Encouraged by the considerable successes achieved with his earlier sports cars, in the later 1950s Brian Lister began to finalise plans for the production of the Lister-Jaguar “Knobbly” range, which was introduced for the 1957 season and further refined in 1958. At this time Lister was also becoming aware of the potential export market for large-engine sports cars in the new North American Pro-Series and, following suggestions from existing customers, he realised that a more powerful engine would be required to stay competitive in the States. Accordingly he began to modify a small number of chassis in England to accommodate the Chevrolet small block V8. The first five cars were dispatched in 1958, engine-less, to the US where they were supplied to dealers Carroll Shelby, Kjell Qvale and Seattle-based Tom Carstens, who had the cars fitted with their Chevy power plants.

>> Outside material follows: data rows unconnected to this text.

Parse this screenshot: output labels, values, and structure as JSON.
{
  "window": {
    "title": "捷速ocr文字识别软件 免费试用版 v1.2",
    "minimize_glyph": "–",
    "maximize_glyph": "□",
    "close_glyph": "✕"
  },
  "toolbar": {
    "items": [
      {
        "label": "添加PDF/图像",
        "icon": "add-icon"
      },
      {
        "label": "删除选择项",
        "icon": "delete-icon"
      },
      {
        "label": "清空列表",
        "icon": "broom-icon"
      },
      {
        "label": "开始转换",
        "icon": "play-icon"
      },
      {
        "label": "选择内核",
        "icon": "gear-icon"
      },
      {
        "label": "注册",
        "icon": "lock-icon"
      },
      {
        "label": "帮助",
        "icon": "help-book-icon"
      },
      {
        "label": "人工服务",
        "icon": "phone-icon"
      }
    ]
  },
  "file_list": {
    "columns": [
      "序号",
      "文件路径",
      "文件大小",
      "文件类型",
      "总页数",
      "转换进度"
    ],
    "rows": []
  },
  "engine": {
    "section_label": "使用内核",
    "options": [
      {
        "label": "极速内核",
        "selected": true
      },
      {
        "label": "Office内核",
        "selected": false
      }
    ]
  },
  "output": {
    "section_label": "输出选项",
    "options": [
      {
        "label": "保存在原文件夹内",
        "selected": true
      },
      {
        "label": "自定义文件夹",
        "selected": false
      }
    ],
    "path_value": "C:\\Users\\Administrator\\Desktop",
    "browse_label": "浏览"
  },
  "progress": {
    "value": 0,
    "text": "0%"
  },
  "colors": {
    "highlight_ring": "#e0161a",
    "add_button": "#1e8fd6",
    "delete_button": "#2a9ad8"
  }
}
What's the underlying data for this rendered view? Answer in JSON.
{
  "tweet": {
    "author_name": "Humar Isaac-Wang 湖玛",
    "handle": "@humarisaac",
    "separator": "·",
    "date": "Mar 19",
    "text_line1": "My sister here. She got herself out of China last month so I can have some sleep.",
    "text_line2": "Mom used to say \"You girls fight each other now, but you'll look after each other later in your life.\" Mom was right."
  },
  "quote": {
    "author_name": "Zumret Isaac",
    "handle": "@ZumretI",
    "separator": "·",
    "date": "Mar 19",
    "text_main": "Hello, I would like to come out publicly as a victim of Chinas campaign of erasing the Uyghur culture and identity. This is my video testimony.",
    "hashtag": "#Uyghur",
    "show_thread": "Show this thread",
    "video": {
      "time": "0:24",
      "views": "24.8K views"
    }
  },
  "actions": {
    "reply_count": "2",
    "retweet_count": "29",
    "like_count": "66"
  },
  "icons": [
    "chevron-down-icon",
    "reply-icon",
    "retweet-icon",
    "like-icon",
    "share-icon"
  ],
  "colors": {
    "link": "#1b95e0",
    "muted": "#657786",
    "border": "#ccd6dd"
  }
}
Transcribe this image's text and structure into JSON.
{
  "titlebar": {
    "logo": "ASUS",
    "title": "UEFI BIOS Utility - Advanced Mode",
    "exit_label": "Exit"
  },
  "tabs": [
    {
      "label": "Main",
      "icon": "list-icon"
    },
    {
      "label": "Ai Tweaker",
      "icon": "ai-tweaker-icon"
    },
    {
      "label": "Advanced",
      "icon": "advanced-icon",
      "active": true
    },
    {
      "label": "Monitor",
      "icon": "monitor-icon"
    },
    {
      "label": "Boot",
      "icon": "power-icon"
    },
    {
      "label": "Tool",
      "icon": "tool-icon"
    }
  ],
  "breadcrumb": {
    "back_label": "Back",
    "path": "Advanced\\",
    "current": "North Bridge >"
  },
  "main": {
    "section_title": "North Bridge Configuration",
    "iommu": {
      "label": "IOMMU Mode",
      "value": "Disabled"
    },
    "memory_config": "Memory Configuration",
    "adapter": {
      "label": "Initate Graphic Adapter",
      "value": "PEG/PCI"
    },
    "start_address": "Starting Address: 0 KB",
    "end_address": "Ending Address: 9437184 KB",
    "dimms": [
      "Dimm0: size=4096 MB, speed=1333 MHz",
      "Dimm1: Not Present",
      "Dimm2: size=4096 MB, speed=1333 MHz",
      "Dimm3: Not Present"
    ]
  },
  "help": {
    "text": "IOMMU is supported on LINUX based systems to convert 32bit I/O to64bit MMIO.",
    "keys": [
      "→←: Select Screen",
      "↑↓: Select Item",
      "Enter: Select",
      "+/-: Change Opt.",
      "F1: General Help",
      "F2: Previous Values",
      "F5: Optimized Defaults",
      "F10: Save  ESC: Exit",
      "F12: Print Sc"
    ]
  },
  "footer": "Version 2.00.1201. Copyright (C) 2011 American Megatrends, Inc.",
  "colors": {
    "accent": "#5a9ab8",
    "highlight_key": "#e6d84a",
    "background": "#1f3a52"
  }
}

This genuine Lister-Chevrolet, chassis BHL110, was built up in Cambridge England and then exported to Tom Carstens for his team’s own use. It won the first time out with Carstens but his friend, well-known driver Bill Pollock (who was sponsored by Dean Van Lines), persuaded him to part with it, less the V8, in mid-1958. The chassis was sent to famed engine builder Bruce Crower in San Diego to be powered and prepared for its Riverside Pro race debut. Pollock’s exploits in that race are wonderfully recounted in a March 1959 issue of Sports Cars Illustrated. Despite problems of engine overheating and poor brakes, Pollock worked his way up to fourth overall prior to a massive spin when the brake pedal went to the floor. After a second off-track excursion caused by rear wheel lock up, a hot and tired Pollock was classified as a fine eighth overall in the LA Times Grand Prix. The next owner, Fike Plumbing of Phoenix, Arizona, ran BHL110 for two years with his driver Don Hulette achieving some success in a support race at the 1960 LA Times Grand Prix. However, in the main event that weekend, Hulette crashed with the ensuing fire damaging further the bodywork of BHL110 but fortunately not injuring the driver. Following this mishap the Lister was then purchased by Bob Sorrell who stored it at Riverside until it was acquired by car hunter Klaus Hubert who in turn sold it to a Canadian Dentist, Dr Evans in 1969. Evans now commenced a major restoration, involving Brian Lister himself who authenticated the chassis as a genuine Lister-built unit and arranged for the original coachbuilder – Williams and Pritchard – to make a new body for the car. Lister also introduced Evans to Bryan Wingfield who supplied correct Lister mechanical components. After completion of the work Evans raced the car in the US, Canada and the Bahamas for several decades until he retired from competition in 2011 and sold the car to the UK. At this point the Lister was repainted in its 1958 Dean Van Lines livery and was prepared to FIA European specification, which was complete by 2013. Since then the car has been regularly campaigned with 8 of its 18 races being at the Goodwood Revival and Members Meetings, where it has consistently recorded the fastest top speed of any Lister, in large part due to its small block engine, which has been bored to the largest allowable size of 5.8 Litres, the capacity it raced with in period. Over this time it has benefitted from constant maintenance with a major refresh from noted Lister and Chevrolet experts taking place in the summer of 2017. This wonderful Chevy Lister is now offered in race ready condition with a long duration FIA HTP (expires 2024) and has the additional benefit of being road registered in the UK. It is eligible for many of the world’s most prestigious events and comes accompanied by an excellent history file containing correspondence, period race results and many photographs. Please contact us for further details.